Virginia Panico, long-time Executive Vice President/ CEO of the Key West Chamber of Commerce, announced she will retire at the conclusion of her current contract on Dec. 31.
Panico, a Staten Island native, arrived in Key West in 1974 “as an ambitious young woman looking to make my mark in a business community dominated by men,” she said. Just like Panico, at that time, the city of Key West was redefining its identity. And whether the timing was divine or by pure coincidence, the two will be forever linked.
Early on, Panico served as the head of the Hotel and Motel Association, which laid the hospitality and tourism groundwork well before the TDC.
Panico joined the Key West Chamber in 1978 as owner of the El Patio Motel and joined the board in 1979. By 1985, Panico served as president of the Key West chamber board and volunteered to run the chamber after the unexpected departure of the executive director.
“There was a time where I was still serving as a city commissioner and the president of the chamber,” said Panico. “I was running the chamber as a volunteer my first year on the job.”
Afterward, Panico applied for the open executive vice president position, in a field of 132 applicants. She eventually landed the position, becoming the chamber’s CEO for the past 28 years.
“When I walked into the chamber, there was literally a chair with three wheels on it for a staff member to sit in,” said Panico. “But I hope we have made a difference in this community over the past three decades. Not just for businesses, but for everyone who lives here.”
During her tenure, Panico has been awarded the Athena Award, the Billy Applerouth Award and the Hall of Fame Award — just to name a few. But she says her success has always been grounded in a staff that shared her vision for the residents of Key West.
“People forget that business owners live here too,” said Panico. “We share the island together and you cannot separate the people from the businesses. That’s why it has always been important for this chamber to support the arts, education and health aspects of the community — along with our businesses.”
Like many of her pioneering Key West influences, Panico often credits icons like Frank Toppino, Frank Romano, Joe Pinder, John Koenig and Margo Golan, who she says “taught me how powerful a woman can be in business. … When she walked into a room, everyone watched and listened.”

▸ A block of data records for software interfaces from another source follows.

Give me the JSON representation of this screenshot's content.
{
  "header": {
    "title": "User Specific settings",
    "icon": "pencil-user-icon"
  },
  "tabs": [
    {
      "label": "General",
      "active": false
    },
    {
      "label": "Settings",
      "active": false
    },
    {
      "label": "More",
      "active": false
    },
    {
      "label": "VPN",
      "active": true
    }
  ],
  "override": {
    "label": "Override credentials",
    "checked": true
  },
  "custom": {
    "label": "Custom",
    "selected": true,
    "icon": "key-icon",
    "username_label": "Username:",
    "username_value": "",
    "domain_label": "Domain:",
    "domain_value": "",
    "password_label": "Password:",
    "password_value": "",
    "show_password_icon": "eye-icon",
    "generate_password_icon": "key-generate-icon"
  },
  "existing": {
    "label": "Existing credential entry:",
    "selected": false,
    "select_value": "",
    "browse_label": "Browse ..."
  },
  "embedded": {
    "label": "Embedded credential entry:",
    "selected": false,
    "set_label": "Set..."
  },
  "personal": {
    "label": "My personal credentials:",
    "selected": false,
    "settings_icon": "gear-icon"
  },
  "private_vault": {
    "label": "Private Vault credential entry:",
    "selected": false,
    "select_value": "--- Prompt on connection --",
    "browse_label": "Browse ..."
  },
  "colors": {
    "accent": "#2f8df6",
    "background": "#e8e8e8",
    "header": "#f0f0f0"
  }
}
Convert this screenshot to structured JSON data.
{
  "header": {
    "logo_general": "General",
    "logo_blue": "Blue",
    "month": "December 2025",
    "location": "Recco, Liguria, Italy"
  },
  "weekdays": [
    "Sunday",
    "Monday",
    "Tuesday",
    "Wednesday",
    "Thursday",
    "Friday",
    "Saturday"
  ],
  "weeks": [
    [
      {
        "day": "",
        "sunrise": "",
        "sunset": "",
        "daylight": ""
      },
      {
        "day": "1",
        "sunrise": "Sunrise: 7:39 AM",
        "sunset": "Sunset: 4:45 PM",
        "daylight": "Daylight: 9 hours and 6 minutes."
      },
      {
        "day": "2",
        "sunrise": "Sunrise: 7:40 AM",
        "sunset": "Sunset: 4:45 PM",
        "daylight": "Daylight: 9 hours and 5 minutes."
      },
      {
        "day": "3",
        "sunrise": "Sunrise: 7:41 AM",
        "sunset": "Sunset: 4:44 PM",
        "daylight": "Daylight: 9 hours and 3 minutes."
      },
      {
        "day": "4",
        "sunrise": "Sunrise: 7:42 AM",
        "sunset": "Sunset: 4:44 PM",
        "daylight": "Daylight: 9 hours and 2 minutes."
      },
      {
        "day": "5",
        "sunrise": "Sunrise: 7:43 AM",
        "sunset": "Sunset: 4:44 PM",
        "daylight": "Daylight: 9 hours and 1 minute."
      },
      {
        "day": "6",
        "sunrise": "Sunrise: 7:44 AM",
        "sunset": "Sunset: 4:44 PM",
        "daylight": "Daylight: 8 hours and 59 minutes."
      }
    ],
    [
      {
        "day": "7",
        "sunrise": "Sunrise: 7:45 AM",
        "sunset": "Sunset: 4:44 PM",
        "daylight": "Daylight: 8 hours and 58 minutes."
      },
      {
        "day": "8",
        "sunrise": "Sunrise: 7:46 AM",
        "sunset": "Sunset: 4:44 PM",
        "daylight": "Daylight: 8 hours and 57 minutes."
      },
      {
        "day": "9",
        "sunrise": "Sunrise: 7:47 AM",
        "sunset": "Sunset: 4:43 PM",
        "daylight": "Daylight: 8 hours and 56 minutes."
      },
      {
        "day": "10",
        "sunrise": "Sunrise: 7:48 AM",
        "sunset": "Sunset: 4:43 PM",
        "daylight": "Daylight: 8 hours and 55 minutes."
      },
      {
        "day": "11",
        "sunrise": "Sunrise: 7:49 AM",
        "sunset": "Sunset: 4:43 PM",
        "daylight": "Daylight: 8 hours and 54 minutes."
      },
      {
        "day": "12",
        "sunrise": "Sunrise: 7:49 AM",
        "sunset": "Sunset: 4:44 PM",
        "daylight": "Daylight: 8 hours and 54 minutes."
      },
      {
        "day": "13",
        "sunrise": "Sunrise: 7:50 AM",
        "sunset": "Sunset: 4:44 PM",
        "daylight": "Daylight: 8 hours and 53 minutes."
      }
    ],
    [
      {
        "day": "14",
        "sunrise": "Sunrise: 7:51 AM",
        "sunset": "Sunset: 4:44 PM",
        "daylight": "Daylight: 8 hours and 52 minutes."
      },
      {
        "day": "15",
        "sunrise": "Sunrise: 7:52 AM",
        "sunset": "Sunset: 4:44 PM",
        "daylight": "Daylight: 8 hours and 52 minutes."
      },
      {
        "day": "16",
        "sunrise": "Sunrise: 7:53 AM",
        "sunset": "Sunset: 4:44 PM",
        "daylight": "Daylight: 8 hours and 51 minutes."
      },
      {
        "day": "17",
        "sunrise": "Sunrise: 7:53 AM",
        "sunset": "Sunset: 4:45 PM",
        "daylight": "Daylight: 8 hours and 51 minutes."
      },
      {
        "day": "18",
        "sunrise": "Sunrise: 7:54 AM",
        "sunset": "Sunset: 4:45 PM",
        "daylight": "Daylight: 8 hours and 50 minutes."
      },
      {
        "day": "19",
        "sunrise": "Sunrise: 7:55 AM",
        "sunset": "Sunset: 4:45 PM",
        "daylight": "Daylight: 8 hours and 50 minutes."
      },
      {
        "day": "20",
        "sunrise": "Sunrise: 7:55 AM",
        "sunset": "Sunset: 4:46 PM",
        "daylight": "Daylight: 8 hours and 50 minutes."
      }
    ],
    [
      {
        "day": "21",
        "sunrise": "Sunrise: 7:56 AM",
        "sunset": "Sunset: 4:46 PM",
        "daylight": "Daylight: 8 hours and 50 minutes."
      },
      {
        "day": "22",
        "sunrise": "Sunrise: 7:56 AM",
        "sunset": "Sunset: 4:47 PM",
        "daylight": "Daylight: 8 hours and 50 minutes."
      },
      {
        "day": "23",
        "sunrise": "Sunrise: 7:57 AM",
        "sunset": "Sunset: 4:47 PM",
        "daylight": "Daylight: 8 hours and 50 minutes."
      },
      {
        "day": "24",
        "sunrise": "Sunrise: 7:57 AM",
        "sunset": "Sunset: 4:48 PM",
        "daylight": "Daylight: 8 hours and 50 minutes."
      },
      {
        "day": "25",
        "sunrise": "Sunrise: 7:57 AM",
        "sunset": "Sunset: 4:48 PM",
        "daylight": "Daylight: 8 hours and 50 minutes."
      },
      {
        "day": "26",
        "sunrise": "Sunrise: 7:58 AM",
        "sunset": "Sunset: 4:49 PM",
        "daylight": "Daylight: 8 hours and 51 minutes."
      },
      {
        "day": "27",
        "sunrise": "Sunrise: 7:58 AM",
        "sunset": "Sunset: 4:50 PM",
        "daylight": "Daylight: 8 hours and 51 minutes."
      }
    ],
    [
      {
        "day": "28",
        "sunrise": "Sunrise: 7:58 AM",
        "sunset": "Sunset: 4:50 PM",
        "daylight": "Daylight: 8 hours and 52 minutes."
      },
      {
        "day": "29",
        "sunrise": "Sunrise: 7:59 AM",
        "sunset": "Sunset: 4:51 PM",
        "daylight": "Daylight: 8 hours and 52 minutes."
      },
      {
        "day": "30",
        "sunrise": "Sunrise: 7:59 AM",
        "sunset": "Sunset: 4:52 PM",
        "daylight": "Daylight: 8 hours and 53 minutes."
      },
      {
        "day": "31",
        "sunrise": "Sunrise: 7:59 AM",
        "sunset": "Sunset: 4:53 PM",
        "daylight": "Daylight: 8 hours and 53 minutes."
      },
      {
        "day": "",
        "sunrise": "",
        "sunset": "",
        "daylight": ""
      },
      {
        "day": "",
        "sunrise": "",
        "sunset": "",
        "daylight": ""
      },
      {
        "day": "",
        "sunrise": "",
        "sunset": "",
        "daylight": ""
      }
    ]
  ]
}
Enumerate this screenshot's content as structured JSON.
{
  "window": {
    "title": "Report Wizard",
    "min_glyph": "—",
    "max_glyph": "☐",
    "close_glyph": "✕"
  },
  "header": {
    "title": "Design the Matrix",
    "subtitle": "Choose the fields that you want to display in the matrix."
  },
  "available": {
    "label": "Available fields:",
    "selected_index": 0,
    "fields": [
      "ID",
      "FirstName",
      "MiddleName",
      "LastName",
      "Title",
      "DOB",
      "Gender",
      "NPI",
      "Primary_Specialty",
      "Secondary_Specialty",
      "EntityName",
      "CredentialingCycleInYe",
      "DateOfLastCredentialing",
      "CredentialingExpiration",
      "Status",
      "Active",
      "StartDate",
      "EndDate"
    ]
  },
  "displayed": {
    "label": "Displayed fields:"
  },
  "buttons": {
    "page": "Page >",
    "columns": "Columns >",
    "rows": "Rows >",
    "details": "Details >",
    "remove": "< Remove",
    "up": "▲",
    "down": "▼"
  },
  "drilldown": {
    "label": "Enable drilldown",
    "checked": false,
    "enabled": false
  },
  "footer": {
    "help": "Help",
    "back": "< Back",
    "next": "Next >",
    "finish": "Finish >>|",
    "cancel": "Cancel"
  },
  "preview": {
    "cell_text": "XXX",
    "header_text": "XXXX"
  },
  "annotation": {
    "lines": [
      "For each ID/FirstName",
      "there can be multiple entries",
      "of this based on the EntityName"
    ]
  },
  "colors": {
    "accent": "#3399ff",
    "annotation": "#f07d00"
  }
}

The Key West chamber board will begin a search for a new CEO in the near future.